pity on Edward, introducing him to her circle of friends.
Soon, he's dazzling the community with his topiary and pet-grooming
skills. In the end, society simply cannot accept his differentness,
and Burton does manage to bring home this sad aspect of
the story. It's entertaining enough, very fanciful and fairy-tale-like,
but it just kind of lays there like a beautiful suit without
Any attempt to describe this film could ultimately do it
a grave disservice. That having been said, it's stylish,
calculated, taught and handsome. AND there's a fascinating
story supporting Director Darren Aronofsky's filmic flourishes.
Sean Gullette plays a frenzied, pill-popping mathematician
on the brink of an earth-shattering discovery, the numerical
pattern that could unlock the secrets to financial domination
as well as the holy origins of ancient Judaic texts. Gullette
finds himself the prey of a high-powered Wall Street firm
and a band of Jewish Kabbalists. It's not exactly science
fiction, but it's not exactly anything else, either. It's
an audacious film, imaginatively conceived and starkly photographed
in black and white. It's fast-paced an unsettling.
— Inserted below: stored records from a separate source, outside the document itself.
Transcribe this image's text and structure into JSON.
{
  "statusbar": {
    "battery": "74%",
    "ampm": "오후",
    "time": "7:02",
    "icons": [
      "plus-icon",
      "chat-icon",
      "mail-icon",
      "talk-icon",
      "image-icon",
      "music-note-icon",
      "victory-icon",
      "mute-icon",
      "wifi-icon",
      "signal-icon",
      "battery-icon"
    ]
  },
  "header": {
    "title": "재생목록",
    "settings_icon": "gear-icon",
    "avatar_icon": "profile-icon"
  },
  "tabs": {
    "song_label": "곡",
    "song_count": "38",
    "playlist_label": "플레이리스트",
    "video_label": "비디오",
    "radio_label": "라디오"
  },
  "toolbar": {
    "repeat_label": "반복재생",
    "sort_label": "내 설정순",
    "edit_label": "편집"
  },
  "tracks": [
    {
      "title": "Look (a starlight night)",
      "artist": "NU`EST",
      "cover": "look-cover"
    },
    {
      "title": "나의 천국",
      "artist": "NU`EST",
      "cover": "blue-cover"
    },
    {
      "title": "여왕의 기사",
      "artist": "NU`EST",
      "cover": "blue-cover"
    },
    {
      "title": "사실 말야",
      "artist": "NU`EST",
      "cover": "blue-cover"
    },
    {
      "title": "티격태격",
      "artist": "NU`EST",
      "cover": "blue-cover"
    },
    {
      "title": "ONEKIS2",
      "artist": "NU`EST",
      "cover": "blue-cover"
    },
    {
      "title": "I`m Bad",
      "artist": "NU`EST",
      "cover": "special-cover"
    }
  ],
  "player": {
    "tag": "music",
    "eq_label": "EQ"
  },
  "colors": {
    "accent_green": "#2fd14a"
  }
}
Fevered
storytelling with an ice cold heart.
SPECIAL THANKS TO:
Michael F. Blake, whose books are available through Vestal
Press or at http://www.amazon.com
Scott Essman, email@example.com
Harris Lentz III, whose books are available at http://www.mcfarlandpub.com
Bob Madison, whose books are available at http://www.amazon.com
Bryan Senn, whose books are available at http://www.mcfarlandpub.com
and at http://www.midmar.com/books.html
Tom Weaver, whose books are available at http://www.mcfarlandpub.com
and at http://www.midmar.com/books.html
"The screen's new high in naked, shrieking terror!" -- Day
the World Ended